THAILAND yesterday extended emergency rule across about a quarter of the country by three months over lingering fears of unrest, despite calls from rights groups for the sweeping powers to be lifted.
The state of emergency, imposed in April after mass opposition protests broke out in the capital, would be maintained in Bangkok and 18 other provinces – out of a total of 76 – but lifted in five others, officials said.
Prime Minister Abhisit Vejjajiva said there were still reports of activity by the antigovernment Red Shirts, whose protests in Bangkok erupted into the country’s worst political violence in decades.
“The government still needs the tools to ensure peace, order and stability for a while,” he said.
The emergency law bans public gatherings of more than five people and gives security forces the right to detain suspects for 30 days without charges.

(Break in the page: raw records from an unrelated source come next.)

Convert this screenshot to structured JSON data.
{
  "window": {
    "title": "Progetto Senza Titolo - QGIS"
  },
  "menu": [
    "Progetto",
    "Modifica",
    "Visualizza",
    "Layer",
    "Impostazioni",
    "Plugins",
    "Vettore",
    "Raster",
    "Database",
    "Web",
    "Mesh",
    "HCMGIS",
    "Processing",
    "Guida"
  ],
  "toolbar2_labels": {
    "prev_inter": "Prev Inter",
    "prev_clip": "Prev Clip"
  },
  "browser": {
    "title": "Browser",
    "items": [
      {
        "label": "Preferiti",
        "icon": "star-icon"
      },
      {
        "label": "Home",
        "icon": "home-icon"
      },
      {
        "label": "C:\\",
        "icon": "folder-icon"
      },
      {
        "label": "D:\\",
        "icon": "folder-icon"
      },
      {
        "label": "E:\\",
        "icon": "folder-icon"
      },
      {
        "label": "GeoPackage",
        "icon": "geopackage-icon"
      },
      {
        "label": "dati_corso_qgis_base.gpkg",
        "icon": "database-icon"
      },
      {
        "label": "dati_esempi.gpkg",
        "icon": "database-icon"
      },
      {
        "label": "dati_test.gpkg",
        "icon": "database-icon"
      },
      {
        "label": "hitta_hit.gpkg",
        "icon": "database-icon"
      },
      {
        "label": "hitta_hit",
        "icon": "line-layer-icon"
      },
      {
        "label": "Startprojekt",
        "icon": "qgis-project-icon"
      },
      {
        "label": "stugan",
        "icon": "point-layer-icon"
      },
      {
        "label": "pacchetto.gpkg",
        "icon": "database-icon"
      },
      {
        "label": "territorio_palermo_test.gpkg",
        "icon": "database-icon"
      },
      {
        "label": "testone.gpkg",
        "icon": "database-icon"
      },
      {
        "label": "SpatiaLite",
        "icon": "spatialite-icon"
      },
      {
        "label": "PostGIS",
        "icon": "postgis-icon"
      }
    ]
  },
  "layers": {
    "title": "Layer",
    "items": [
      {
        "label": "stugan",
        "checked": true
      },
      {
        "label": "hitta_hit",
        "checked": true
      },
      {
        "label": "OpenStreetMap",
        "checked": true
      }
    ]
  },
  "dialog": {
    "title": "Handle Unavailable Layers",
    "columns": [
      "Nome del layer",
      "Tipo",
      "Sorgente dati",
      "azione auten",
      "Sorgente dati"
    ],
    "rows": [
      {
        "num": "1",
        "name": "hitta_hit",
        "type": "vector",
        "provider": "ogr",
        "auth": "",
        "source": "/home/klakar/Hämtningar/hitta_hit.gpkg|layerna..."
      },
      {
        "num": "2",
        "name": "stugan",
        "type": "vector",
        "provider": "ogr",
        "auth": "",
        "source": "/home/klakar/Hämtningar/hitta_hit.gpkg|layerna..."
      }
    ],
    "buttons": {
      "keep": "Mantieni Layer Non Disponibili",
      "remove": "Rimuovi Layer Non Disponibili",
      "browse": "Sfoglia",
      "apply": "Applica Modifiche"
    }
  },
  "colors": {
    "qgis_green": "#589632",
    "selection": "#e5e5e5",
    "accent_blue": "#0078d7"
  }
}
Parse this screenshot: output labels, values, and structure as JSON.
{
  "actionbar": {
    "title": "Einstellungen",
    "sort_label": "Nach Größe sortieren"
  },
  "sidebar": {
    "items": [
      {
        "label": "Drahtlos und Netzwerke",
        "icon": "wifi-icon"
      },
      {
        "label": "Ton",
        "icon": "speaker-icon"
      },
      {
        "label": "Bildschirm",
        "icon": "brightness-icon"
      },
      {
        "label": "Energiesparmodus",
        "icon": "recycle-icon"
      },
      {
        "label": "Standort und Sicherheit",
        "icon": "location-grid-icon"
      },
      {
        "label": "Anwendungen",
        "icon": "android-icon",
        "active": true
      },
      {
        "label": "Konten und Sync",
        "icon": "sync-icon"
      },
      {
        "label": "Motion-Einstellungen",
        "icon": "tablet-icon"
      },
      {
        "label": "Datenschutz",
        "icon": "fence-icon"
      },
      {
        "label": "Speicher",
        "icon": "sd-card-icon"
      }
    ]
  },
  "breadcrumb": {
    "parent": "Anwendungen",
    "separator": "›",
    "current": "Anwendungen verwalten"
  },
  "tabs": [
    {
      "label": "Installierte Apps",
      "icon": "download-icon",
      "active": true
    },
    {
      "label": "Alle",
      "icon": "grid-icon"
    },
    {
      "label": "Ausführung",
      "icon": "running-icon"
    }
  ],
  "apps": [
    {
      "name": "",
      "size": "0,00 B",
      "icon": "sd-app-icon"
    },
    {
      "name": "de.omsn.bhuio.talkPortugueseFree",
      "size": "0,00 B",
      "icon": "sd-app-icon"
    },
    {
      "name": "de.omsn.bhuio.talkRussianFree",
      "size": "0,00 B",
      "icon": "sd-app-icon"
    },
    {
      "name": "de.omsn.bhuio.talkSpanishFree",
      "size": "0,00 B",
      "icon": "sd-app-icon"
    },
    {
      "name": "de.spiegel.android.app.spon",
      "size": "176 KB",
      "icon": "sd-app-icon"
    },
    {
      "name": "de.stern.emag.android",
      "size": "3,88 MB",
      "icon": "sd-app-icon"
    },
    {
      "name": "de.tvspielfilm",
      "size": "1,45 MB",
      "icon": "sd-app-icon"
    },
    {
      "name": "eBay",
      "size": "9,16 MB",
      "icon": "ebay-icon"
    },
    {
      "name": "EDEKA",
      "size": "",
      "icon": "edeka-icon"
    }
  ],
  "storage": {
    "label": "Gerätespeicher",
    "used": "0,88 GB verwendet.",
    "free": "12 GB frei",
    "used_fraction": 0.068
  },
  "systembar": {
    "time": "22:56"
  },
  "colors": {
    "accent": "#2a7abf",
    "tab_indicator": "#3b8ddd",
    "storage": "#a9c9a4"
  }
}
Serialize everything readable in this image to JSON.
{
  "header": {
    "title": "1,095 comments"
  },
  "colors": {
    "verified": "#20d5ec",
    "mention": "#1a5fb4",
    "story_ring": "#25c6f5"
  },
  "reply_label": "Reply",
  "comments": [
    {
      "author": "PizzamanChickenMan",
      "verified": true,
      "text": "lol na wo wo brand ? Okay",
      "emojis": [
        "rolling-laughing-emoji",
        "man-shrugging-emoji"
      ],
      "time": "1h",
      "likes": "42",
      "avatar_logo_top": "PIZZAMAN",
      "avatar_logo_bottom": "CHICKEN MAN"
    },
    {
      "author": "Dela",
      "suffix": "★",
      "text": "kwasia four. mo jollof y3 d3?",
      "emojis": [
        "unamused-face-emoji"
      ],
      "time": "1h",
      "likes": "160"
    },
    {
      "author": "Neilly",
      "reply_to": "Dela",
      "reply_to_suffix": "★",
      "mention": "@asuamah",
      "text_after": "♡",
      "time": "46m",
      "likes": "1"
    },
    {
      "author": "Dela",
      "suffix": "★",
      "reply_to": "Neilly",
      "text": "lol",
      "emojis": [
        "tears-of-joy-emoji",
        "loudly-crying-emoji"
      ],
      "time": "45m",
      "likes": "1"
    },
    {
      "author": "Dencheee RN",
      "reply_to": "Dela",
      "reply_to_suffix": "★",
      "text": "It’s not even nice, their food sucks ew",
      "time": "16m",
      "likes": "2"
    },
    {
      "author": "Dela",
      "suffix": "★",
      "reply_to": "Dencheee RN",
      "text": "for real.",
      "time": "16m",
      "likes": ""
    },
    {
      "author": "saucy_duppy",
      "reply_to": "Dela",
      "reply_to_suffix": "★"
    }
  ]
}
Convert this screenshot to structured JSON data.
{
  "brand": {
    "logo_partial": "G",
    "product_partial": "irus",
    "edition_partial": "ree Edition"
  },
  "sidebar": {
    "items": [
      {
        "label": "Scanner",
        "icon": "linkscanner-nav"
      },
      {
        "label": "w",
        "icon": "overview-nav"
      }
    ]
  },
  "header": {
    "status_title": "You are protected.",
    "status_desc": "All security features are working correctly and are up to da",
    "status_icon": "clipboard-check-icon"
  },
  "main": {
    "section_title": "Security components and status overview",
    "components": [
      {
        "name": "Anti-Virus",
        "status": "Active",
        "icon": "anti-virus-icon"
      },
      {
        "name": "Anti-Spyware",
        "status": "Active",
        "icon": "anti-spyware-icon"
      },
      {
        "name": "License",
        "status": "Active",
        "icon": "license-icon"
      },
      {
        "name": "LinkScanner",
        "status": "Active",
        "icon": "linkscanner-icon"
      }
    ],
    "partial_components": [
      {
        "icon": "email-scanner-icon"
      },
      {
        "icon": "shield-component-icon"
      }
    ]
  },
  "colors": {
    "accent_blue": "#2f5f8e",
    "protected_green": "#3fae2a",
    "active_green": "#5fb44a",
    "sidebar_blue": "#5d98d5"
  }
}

Authorities have used the powers to arrest hundreds of suspects – including most of the top leaders of the Red Shirt protest movement – and shut down antigovernment TV channels, radio stations and websites.
Two months of antigovernment rallies from mid-March by the Red Shirts, who were seeking immediate elections, sparked outbreaks of violence that left 90 people dead, mostly civilians, and nearly 1,900 injured.
The government rejected calls from the opposition for the emergency decree to be revoked for a parliamentary by-election in Bangkok on July 25.
A Red Shirt leader detained on charges of terrorism is running as a candidate for the opposition Puea Thai Party, which criticised the decision to extend the state of emergency.
“The government has used this law as a tool to eradicate its political rivals and to silence the media,” said spokesman Pormpong Nopparit.
“The government has turned a deaf ear to local and international rights groups, although the situation has returned to normal and the government cannot explain why this law is necessary.”
Critics say the government may be fanning the crisis as it clamps down on and censors the protest movement rather than addressing its grievances.
One think tank, the International Crisis Group, has voiced concern that the emergency laws had empowered Thai authorities to stifle the Red Shirts and should be lifted at once.
“While the Red Shirts have no opportunity for open and peaceful expression because of draconian laws, their legitimate frustrations are being forced underground and possibly towards illegal and violent actions,” ICG said. AFP